Instructions for the task: Go through the entries that follow and count every line with the string "wohl". Reply with the number only.

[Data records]
☆ ☆ ☆

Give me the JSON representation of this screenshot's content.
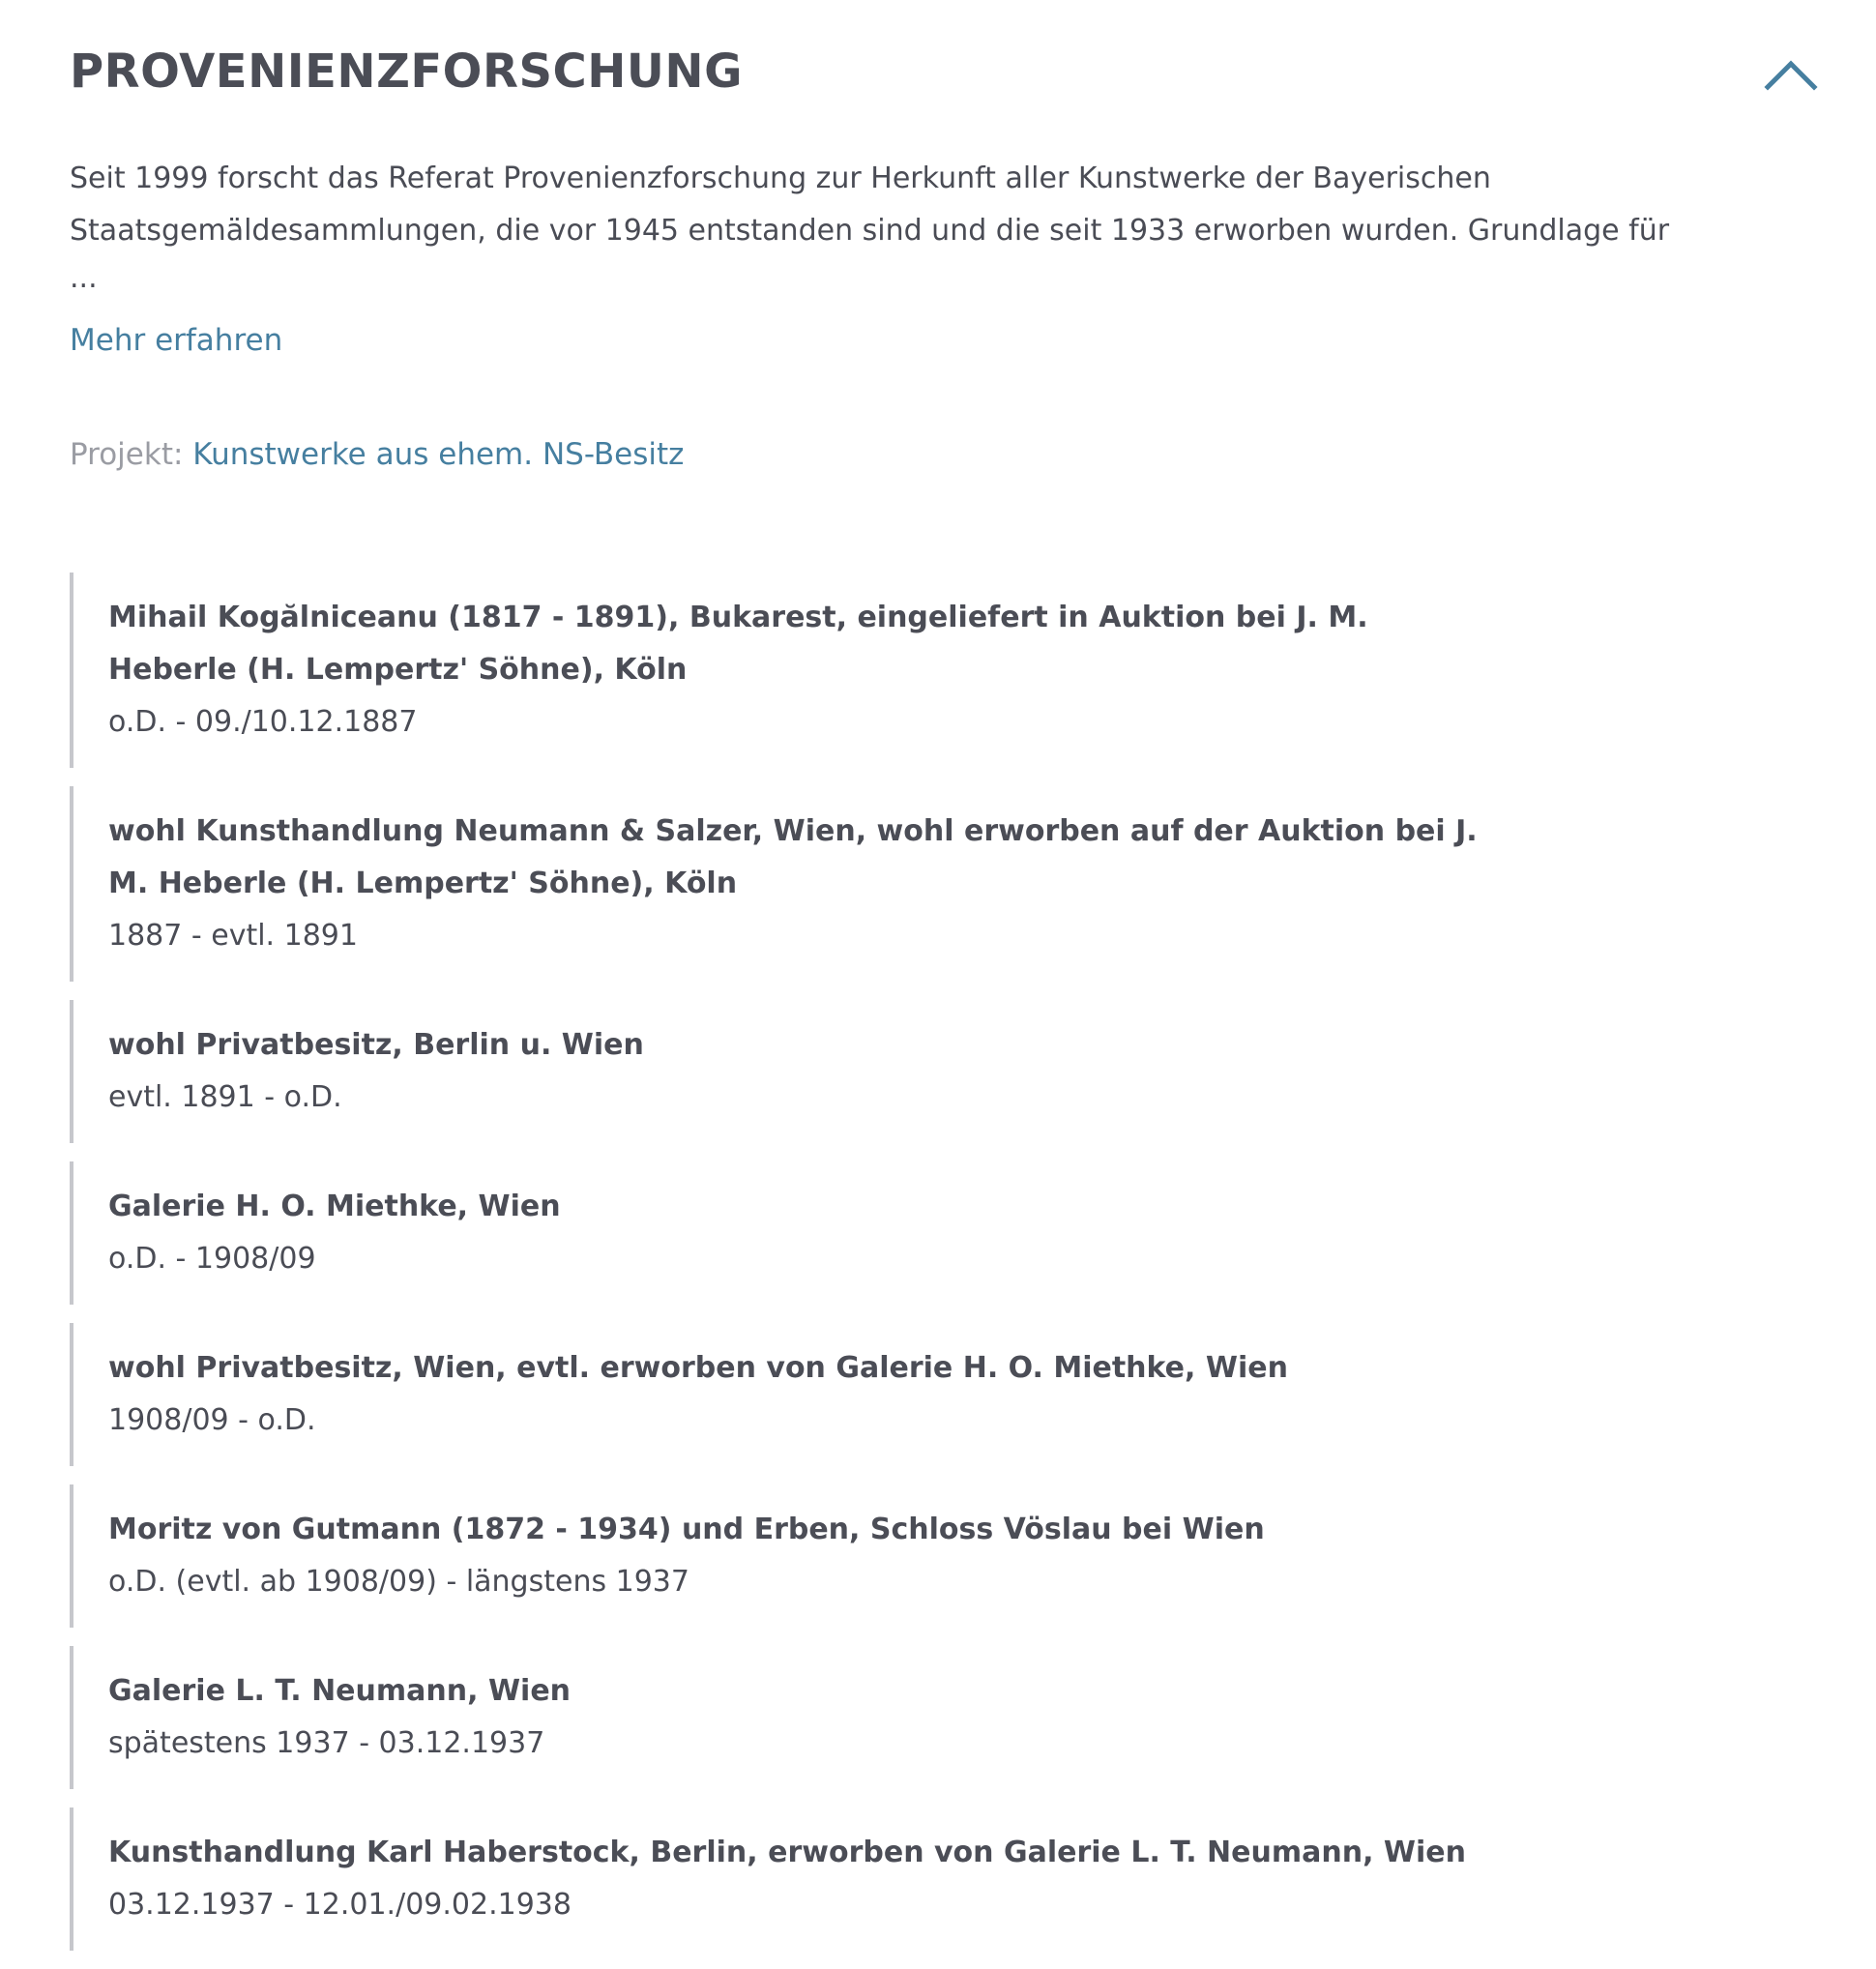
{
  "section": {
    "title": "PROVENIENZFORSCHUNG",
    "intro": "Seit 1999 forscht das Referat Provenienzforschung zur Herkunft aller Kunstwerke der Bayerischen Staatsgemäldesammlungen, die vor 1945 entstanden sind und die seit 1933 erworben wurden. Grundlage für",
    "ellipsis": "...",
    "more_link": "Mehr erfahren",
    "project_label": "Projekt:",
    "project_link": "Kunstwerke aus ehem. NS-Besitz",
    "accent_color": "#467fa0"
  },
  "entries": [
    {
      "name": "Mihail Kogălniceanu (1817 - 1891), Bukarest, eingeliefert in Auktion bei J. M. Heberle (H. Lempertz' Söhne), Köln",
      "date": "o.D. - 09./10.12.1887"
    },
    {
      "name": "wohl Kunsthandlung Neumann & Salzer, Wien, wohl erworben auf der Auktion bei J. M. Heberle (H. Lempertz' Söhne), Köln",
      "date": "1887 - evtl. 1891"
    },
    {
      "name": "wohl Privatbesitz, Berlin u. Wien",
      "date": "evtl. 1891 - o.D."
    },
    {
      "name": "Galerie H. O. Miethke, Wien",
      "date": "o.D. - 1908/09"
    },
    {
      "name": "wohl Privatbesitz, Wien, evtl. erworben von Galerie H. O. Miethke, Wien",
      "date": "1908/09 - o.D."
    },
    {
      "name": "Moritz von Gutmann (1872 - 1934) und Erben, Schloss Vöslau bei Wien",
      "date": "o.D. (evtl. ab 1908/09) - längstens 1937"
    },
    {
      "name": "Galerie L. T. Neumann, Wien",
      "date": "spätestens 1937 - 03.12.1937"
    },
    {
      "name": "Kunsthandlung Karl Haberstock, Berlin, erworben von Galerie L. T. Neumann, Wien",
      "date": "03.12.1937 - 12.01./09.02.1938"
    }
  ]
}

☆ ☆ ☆

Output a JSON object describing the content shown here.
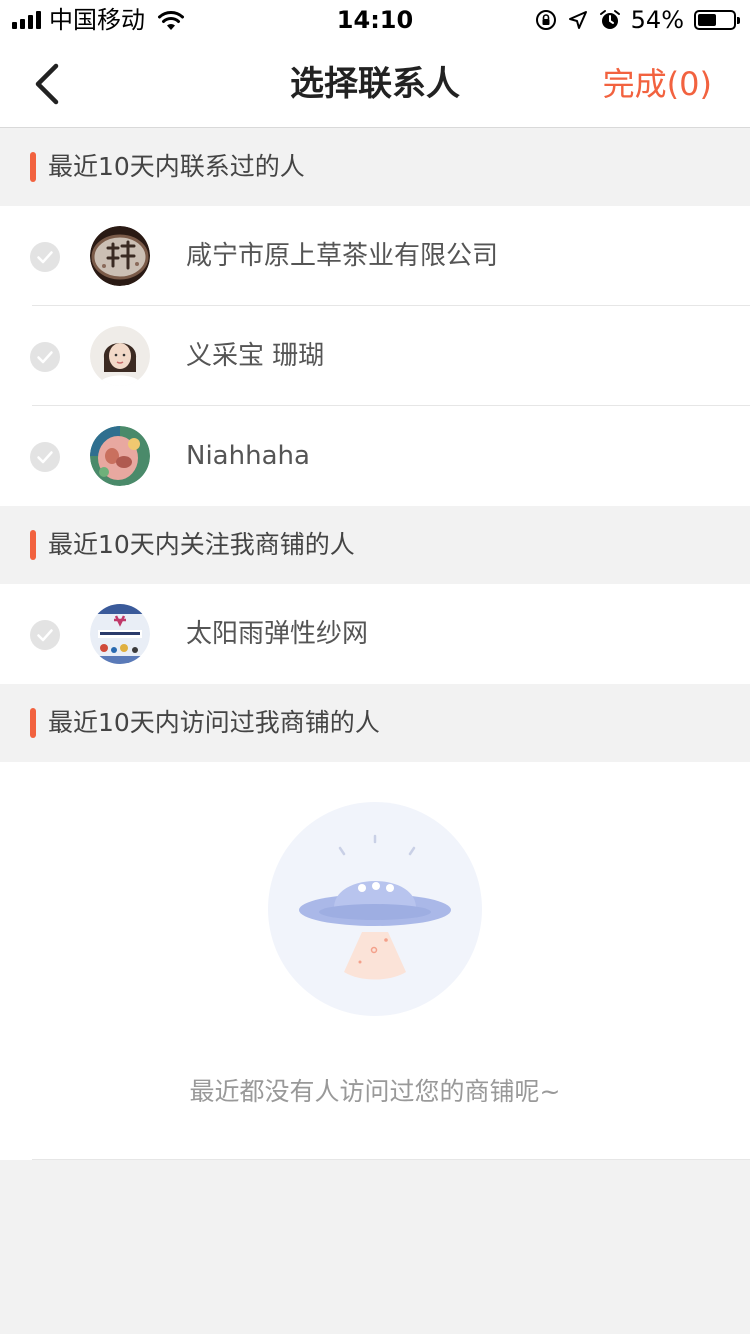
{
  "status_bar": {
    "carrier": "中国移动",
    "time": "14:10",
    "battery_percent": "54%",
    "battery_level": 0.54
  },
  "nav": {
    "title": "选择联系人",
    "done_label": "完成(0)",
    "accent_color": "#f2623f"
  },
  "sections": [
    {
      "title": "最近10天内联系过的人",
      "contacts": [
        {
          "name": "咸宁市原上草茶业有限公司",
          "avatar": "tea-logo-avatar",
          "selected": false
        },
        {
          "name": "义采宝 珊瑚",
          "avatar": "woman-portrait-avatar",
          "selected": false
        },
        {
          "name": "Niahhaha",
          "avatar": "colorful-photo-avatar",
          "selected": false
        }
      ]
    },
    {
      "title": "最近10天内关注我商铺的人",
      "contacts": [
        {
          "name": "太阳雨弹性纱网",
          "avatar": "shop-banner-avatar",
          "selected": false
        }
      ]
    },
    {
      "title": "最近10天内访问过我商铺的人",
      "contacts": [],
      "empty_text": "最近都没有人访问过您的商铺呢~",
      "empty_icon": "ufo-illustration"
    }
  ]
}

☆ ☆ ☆

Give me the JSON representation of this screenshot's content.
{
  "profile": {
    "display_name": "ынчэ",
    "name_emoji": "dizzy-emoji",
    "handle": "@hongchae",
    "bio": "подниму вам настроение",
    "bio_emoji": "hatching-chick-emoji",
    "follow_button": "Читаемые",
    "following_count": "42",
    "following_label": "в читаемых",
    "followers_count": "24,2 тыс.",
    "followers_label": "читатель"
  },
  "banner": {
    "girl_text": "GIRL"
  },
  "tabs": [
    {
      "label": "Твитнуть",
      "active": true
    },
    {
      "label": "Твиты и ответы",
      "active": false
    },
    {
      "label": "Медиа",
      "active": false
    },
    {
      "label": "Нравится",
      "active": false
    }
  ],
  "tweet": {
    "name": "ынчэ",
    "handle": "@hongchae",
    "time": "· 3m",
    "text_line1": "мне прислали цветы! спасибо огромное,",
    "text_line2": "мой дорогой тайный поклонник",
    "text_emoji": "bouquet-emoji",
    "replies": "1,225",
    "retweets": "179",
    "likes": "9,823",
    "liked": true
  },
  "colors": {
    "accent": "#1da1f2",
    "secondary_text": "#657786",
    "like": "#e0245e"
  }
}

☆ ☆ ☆

Your solution: 3